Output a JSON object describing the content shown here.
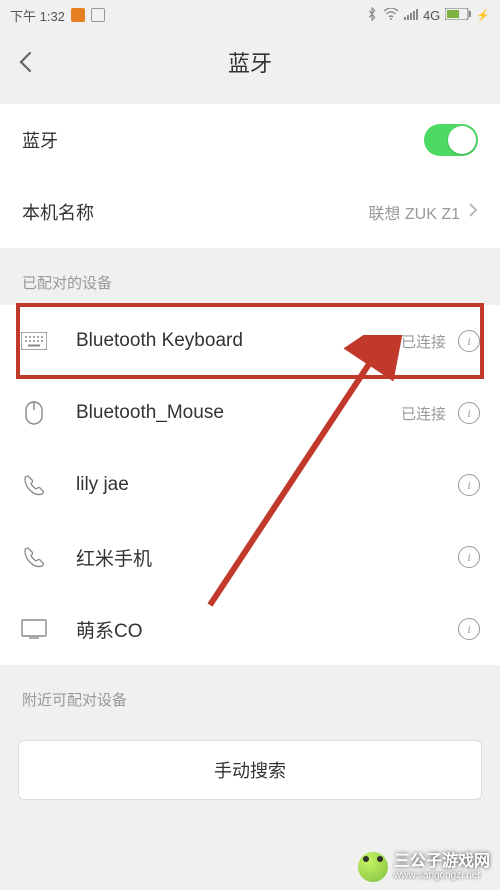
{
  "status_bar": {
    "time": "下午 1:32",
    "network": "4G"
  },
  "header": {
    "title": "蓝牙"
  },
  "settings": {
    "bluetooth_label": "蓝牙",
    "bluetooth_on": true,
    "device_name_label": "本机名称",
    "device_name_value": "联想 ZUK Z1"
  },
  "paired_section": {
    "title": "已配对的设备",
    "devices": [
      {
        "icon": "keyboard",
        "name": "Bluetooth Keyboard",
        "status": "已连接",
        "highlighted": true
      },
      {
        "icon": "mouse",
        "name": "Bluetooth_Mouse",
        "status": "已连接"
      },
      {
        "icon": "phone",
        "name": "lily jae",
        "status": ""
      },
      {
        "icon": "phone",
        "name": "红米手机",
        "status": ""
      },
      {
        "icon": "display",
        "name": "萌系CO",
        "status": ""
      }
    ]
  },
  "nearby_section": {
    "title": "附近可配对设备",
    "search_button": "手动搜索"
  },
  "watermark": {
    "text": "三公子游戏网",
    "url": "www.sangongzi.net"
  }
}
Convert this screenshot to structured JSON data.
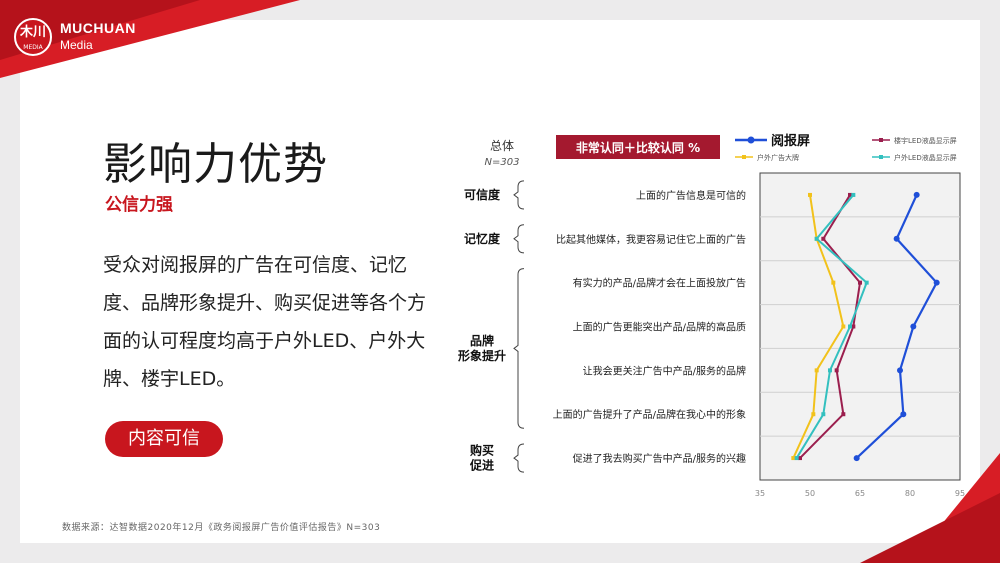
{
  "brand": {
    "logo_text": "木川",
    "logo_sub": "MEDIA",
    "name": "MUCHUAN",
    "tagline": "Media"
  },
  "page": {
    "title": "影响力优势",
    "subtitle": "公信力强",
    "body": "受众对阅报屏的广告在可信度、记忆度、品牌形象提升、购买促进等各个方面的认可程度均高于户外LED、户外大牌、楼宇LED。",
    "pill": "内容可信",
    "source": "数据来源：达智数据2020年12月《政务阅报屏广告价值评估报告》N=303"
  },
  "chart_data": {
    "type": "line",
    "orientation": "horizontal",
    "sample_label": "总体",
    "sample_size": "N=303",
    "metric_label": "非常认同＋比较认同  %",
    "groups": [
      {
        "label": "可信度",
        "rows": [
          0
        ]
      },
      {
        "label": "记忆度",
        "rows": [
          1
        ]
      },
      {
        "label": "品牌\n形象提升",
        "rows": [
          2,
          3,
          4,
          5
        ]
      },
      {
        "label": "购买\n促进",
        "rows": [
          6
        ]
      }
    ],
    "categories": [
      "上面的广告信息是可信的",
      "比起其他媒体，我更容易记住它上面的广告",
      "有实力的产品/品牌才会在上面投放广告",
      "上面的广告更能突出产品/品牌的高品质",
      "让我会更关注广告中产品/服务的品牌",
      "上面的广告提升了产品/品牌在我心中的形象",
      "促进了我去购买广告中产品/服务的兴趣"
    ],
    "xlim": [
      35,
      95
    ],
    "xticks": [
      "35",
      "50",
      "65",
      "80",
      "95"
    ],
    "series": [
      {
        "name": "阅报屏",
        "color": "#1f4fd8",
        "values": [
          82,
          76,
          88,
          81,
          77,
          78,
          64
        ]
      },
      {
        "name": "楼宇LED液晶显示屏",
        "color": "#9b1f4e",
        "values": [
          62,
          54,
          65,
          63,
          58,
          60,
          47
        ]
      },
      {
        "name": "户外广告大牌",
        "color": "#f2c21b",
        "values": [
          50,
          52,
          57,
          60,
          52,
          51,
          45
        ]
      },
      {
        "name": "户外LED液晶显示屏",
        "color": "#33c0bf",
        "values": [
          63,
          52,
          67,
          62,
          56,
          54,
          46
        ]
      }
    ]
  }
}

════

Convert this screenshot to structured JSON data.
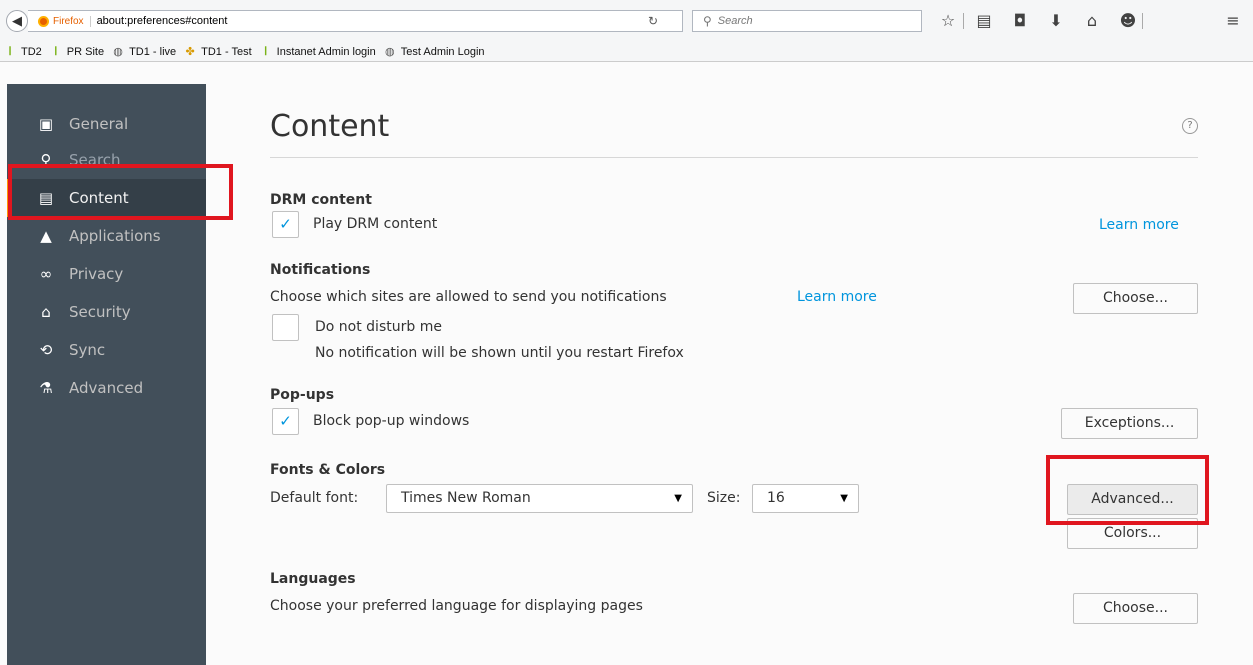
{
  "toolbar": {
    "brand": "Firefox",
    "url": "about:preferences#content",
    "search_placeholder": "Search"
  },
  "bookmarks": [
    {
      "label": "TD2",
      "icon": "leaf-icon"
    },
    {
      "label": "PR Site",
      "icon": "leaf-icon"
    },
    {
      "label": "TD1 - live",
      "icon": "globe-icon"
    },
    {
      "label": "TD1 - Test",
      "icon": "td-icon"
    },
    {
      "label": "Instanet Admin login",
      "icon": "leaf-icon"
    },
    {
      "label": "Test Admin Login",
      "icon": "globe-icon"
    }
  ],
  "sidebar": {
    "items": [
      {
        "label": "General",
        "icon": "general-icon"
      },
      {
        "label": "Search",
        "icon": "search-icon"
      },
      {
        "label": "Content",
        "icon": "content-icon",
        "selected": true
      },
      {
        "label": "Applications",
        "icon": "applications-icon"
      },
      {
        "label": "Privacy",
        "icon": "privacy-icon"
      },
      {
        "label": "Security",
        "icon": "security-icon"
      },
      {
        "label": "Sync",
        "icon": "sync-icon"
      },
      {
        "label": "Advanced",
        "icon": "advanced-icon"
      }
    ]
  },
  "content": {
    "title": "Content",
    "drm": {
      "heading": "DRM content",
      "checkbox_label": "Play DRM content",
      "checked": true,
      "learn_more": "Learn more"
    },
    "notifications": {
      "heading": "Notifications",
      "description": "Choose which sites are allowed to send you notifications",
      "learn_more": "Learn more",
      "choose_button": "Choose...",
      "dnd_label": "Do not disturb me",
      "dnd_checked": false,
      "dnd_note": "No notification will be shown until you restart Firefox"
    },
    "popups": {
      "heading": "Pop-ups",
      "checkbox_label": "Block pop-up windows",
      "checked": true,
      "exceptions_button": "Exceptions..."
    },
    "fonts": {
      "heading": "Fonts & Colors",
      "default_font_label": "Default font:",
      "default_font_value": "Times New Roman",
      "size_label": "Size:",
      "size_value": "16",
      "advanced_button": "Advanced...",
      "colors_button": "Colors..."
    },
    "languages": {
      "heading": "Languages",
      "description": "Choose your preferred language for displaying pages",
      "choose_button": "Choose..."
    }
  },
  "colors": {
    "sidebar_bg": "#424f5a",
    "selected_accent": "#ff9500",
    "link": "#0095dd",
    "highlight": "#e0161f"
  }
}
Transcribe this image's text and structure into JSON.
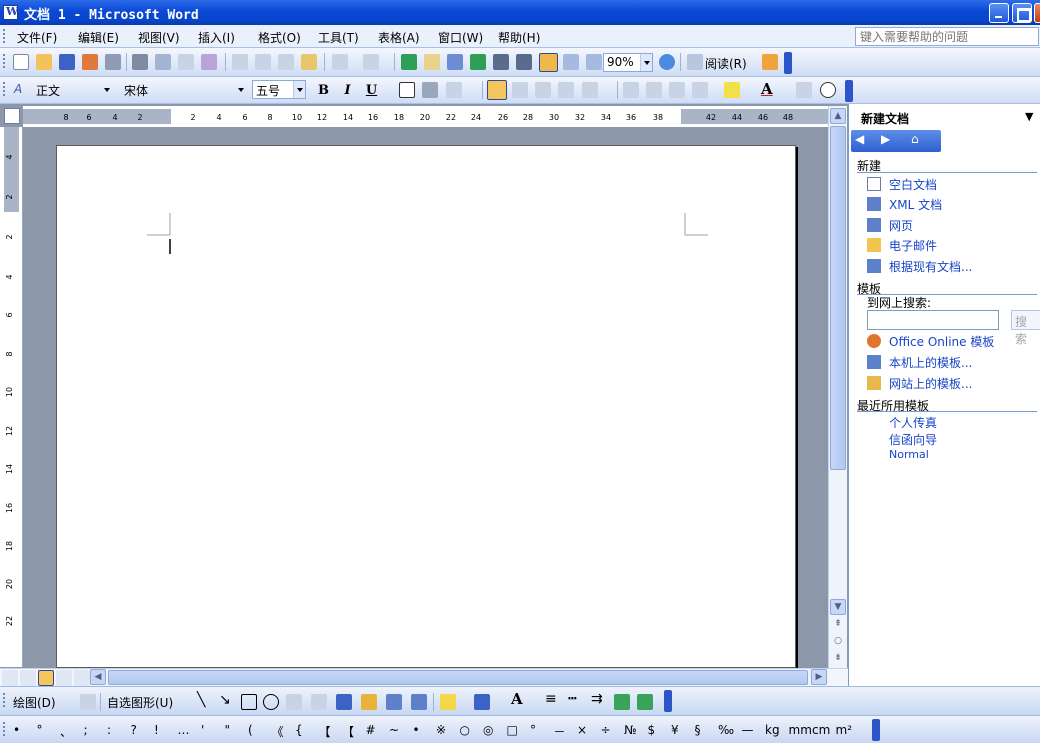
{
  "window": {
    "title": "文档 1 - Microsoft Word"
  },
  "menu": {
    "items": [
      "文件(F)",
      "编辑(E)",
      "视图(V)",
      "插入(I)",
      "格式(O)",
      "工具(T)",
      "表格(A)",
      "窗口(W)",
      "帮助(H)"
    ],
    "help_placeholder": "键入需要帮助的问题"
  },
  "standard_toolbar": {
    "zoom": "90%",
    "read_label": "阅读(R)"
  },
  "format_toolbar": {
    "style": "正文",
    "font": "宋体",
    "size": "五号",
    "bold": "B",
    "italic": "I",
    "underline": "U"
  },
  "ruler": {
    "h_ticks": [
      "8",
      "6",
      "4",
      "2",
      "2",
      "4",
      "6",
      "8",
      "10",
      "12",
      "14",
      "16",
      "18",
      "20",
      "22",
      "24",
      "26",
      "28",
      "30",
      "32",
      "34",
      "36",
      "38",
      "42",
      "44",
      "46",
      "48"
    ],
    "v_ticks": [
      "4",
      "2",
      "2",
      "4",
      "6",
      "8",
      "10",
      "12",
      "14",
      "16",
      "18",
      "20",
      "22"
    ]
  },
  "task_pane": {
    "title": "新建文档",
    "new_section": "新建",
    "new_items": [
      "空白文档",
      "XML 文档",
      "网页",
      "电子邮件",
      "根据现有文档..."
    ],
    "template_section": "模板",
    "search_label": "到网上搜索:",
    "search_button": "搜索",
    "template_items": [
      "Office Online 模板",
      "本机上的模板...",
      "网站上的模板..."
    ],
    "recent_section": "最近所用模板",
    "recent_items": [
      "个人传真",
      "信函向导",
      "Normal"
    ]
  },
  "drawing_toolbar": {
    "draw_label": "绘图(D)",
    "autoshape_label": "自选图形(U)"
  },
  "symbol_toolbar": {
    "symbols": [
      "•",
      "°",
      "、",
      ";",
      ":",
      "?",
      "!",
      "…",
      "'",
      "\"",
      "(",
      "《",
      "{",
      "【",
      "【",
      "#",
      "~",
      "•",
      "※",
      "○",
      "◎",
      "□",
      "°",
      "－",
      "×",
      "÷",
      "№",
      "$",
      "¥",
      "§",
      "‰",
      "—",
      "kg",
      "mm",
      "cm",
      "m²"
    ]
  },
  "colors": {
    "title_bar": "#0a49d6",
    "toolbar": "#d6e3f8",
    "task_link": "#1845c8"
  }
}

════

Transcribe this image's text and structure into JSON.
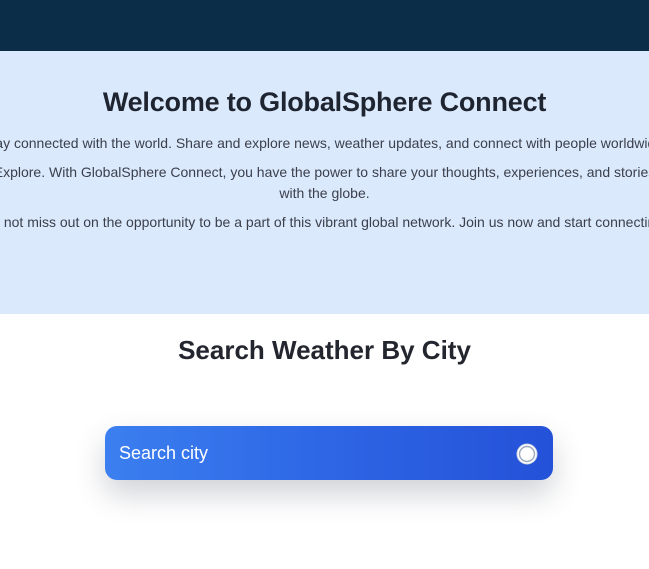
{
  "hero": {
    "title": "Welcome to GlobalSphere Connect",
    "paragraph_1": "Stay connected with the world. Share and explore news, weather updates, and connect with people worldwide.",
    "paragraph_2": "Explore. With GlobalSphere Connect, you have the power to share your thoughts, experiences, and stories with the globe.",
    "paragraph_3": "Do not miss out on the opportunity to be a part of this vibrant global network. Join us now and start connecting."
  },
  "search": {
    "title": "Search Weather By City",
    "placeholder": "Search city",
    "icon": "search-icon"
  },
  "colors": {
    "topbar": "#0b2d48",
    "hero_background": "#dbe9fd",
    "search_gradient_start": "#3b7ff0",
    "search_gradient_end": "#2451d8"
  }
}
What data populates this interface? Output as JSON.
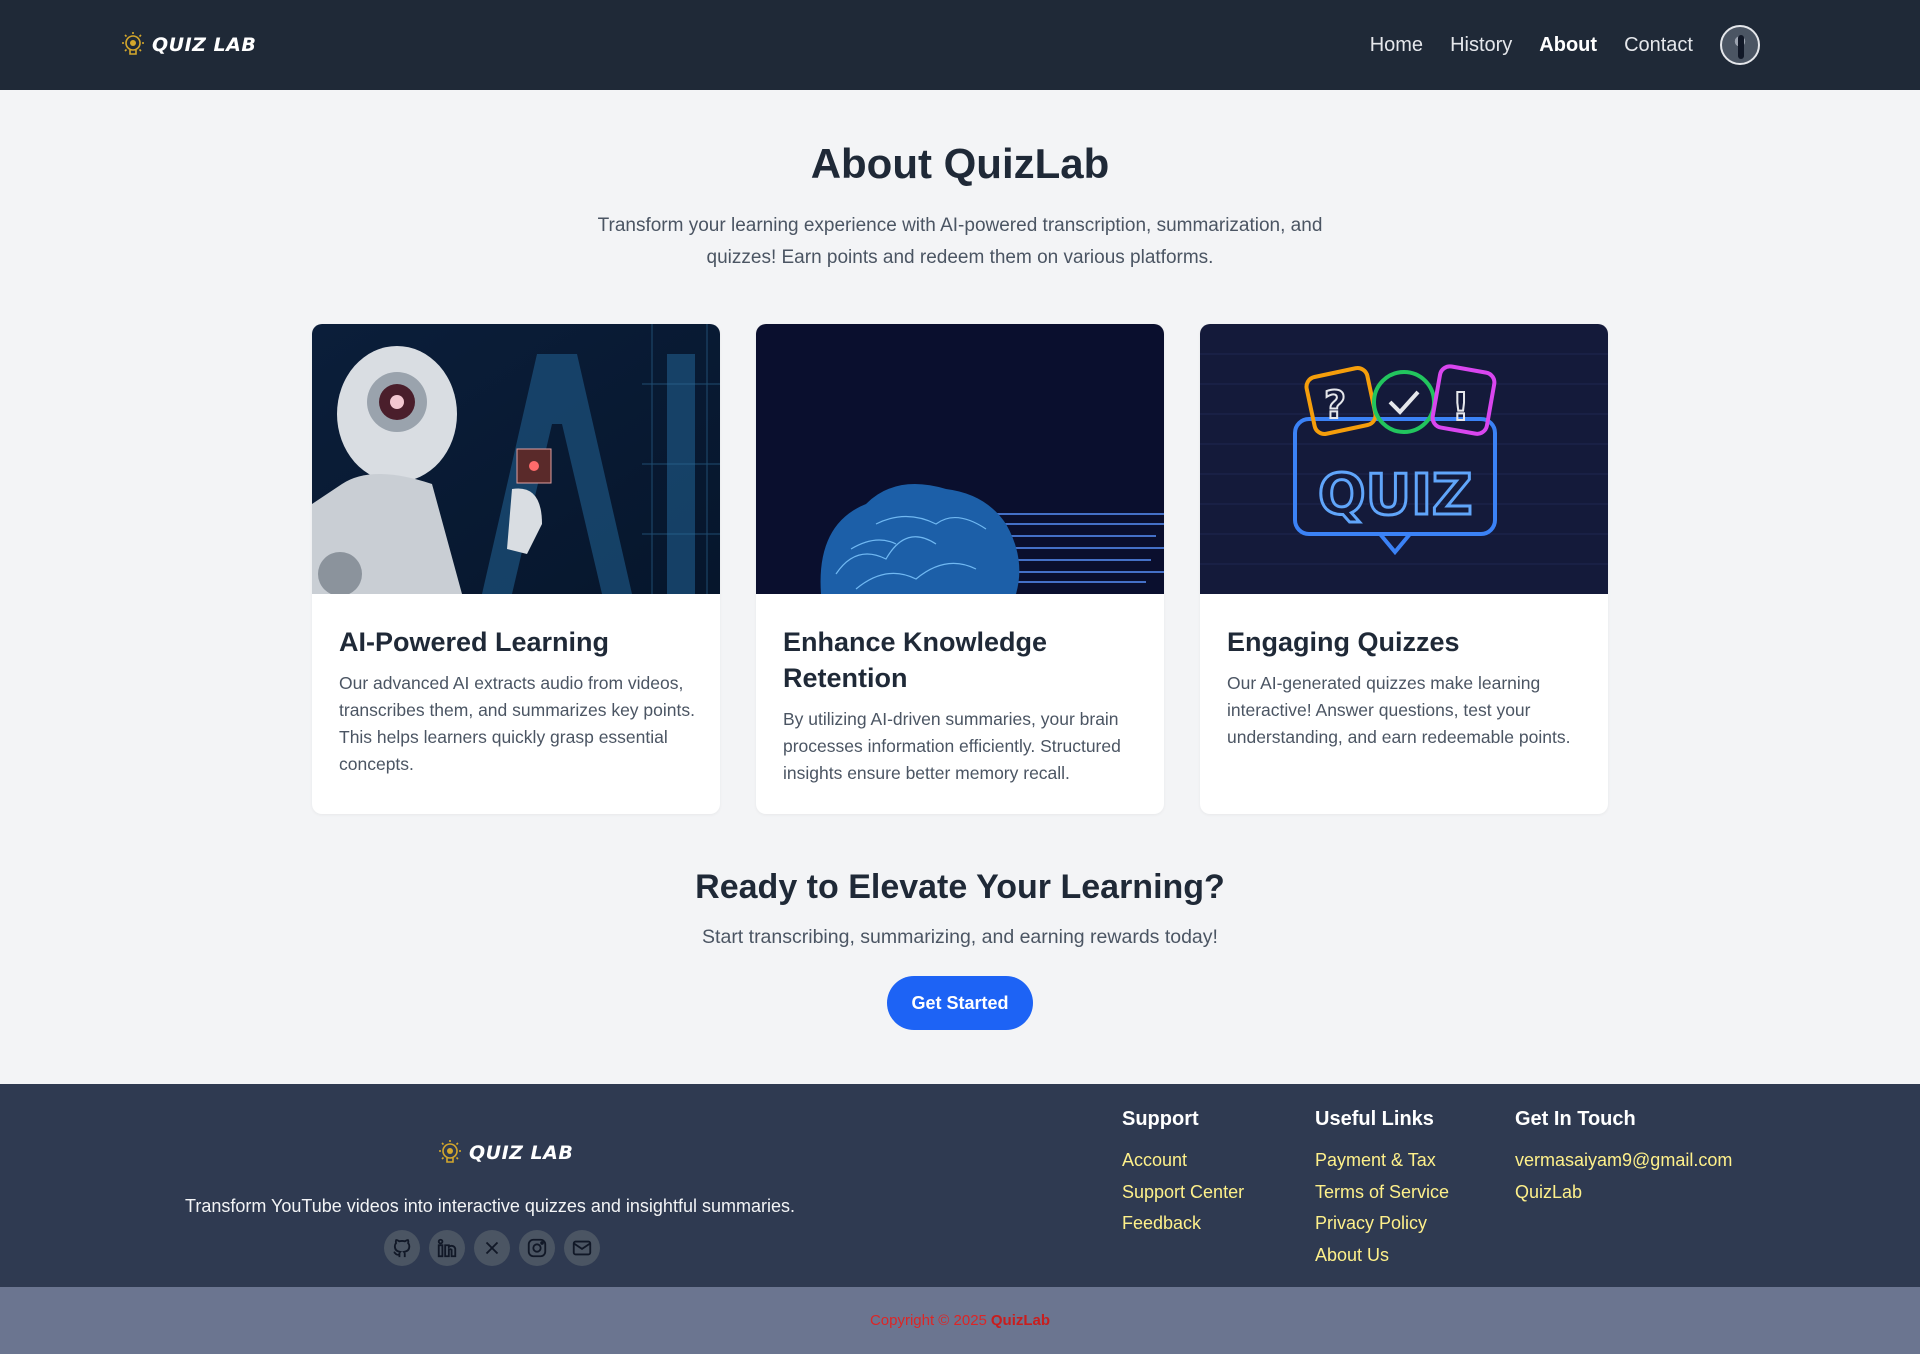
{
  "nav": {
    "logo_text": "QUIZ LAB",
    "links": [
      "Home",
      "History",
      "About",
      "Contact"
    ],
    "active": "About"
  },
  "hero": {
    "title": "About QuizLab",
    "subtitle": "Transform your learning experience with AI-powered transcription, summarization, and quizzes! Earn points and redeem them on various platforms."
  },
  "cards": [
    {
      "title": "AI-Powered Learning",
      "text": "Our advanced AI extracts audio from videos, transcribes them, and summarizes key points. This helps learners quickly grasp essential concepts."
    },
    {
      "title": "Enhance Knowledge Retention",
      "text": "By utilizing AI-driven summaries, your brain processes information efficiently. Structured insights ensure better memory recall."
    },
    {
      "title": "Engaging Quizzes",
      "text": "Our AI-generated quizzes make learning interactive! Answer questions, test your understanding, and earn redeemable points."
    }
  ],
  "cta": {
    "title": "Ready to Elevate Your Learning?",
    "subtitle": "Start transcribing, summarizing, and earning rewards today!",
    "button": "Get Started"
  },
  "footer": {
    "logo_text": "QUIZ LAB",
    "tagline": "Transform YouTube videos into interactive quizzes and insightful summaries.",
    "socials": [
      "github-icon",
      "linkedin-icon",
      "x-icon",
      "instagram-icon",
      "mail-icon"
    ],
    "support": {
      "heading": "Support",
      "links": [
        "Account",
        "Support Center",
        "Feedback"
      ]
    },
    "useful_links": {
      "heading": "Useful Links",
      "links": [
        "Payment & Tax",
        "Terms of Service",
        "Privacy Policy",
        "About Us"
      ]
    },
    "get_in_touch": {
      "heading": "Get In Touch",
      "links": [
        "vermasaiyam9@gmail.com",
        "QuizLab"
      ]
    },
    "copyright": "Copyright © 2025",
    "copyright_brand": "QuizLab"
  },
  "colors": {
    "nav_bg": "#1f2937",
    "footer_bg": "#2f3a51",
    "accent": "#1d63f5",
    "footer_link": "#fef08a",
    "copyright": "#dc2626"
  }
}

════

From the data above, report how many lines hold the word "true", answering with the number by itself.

5